### Required action
Please tally the lines of the records that contain "Modifier" and send back only the total.

================================

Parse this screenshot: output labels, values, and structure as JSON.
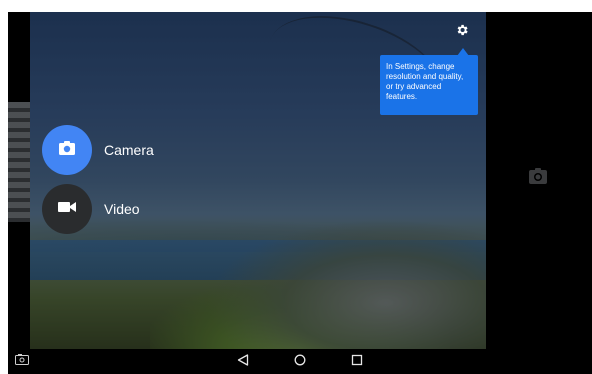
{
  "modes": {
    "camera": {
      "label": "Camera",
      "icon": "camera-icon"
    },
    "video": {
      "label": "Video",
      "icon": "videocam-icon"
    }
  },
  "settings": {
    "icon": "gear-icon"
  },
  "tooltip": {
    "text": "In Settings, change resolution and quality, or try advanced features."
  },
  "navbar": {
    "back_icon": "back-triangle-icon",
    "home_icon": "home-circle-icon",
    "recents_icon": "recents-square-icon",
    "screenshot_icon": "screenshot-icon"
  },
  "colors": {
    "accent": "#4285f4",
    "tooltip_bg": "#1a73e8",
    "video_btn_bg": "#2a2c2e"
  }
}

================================

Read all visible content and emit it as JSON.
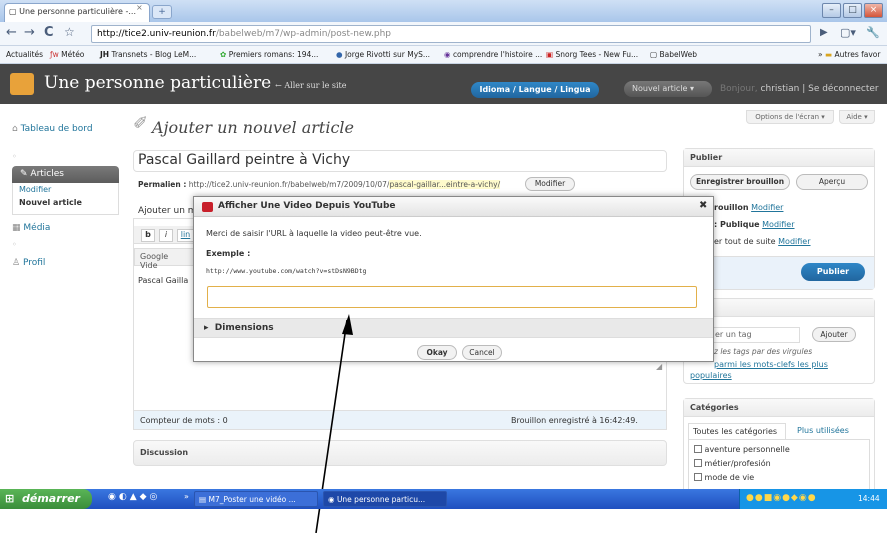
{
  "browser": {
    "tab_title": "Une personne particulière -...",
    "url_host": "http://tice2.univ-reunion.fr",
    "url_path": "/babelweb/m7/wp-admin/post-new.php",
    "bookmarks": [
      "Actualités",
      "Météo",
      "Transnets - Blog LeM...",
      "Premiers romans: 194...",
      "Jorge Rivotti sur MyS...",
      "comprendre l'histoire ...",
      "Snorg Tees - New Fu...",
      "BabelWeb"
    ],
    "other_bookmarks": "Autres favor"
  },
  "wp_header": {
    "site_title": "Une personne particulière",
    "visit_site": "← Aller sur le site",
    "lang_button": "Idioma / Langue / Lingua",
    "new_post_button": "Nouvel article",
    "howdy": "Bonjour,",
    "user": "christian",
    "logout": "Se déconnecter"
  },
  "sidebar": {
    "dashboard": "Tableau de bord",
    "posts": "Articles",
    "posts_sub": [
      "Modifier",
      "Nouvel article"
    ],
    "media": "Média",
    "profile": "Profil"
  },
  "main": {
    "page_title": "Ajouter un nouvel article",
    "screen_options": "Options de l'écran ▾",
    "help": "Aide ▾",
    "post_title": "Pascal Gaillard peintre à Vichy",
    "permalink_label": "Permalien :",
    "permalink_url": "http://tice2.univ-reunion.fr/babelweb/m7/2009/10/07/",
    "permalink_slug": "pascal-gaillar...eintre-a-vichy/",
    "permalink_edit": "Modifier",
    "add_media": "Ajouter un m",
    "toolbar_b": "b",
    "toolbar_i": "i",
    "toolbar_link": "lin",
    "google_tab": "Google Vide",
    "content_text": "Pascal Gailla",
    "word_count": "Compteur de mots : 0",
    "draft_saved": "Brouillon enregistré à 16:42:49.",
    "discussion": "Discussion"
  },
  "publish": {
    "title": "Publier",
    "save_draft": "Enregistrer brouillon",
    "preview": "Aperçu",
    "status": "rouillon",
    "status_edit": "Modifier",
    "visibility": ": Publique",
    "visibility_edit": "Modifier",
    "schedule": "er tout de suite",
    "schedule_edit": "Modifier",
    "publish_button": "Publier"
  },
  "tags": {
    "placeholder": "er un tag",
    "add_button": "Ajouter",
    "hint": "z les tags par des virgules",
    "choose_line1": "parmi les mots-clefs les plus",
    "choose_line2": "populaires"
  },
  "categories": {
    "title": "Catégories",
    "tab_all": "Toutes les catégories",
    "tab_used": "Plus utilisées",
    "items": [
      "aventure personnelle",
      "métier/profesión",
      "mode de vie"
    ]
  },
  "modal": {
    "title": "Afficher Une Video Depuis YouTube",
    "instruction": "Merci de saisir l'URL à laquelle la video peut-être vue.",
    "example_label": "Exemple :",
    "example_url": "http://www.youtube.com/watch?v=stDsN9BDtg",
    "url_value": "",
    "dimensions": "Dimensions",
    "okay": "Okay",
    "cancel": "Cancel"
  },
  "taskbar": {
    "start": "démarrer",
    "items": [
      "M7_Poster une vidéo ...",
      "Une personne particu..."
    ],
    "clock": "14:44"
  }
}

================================

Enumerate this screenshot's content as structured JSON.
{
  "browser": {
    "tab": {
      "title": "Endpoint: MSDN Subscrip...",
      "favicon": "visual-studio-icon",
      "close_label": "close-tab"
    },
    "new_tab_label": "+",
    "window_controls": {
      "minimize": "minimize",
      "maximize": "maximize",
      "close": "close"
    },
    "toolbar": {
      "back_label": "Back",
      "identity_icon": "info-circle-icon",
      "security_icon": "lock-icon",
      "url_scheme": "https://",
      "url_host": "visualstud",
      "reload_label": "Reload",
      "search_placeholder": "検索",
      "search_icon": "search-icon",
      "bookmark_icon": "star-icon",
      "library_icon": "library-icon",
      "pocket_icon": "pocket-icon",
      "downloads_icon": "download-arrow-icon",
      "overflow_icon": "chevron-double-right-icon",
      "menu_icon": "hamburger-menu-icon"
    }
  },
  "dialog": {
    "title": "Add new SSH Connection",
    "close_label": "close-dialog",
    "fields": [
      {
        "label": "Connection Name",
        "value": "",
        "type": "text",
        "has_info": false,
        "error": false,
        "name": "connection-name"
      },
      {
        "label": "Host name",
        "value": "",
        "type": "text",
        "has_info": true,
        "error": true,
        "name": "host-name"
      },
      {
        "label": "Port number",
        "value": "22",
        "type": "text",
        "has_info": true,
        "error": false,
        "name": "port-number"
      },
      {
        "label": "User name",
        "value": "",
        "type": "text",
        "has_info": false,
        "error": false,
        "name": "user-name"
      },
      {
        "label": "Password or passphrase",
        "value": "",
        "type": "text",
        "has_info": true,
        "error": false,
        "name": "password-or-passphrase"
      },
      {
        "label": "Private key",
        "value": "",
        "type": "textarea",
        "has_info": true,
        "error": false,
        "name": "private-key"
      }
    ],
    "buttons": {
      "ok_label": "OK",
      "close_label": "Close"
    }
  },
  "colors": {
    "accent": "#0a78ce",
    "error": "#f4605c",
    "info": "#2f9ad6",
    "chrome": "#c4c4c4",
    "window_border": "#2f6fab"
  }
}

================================

### Solution
5